The Eye-in-the-Sea and e-Jelly were deployed in the northern Gulf of Mexico in 2004. Widder placed them on the edge of an eerie undersea oasis called a brine pool, where methane gas boils up and fish sometimes perish from the excess salt. The camera secure on the bottom, the e-Jelly launched into its choreographed histrionics. Just 86 seconds later, a squid lurched into view. The six-foot-long visitor was completely new to science. When deployed in the Monterey Canyon, Widder’s Eye-in-the-Sea captured stunning footage of giant six-gill sharks rooting in the sand, possibly for pill bugs, a never-before-seen foraging behavior that might explain how they survive in a desolate environment. And in the Bahamas at 2,000 feet, something in the blackness flashed back at the e-Jelly, emitting trails of bright dots. Each time the jelly beckoned, the mystery creature sparkled a response. “I have no idea what we were saying,” she admits, “but I think it was something sexy.” At long last, Widder was engaged in light conversation, most likely with a deep-sea shrimp.
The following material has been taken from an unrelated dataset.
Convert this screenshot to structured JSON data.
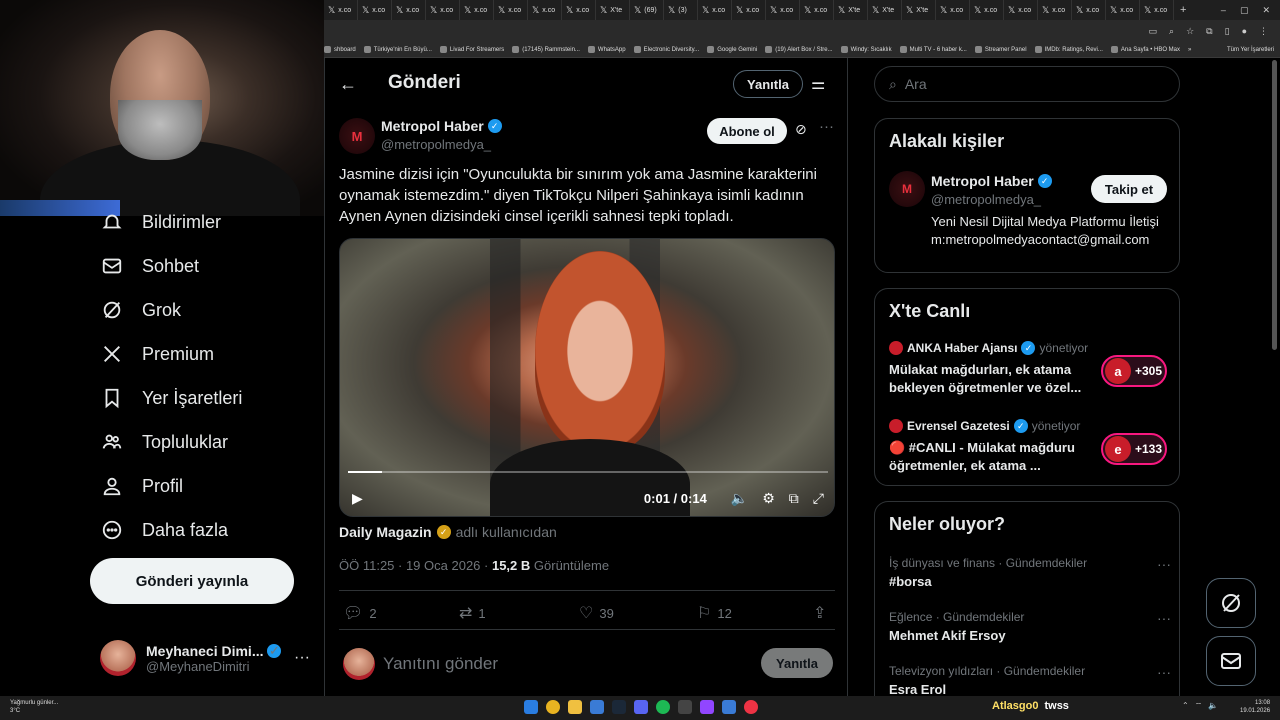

A sensational highlight came last summer in the Ogasawara Islands, about 600 miles south of Japan, when Widder, the e-Jelly and a floating version of the Eye-in-the-Sea called the Medusa joined an effort to film the elusive giant squid in its natural habitat for the first time. Other missions had failed, although one captured footage of a dying giant at the surface. Widder was nervous to use her lure and camera in the midwater, where the devices dangled from a 700-meter cable instead of resting securely on the bottom. But during the second, 30-hour-long deployment, the Medusa glimpsed the squid. “I must have said ‘Oh my God’ 20 times, and I’m an agnostic,” she says of first seeing the footage. The animals can supposedly grow to be over 60 feet long. “It was too big to see the whole thing. The arms came in and touched the e-Jelly. It slid its suckers over the bait.”
She caught more than 40 seconds of footage and a total of five encounters. At one point, the squid “wrapped itself around the Medusa, with its mouth right up near the lens,” Widder says. The huge squid didn’t want the puny little e-Jelly; rather, it was hoping to eat the creature that was presumably bullying it. Another scientist on the same voyage subsequently filmed a giant squid from the submarine, and that footage, along with Widder’s, made headlines. It was e-Jelly’s pulsating light that roused the giant in the first place, making history. “Bioluminescence,” Widder says, “was the key.”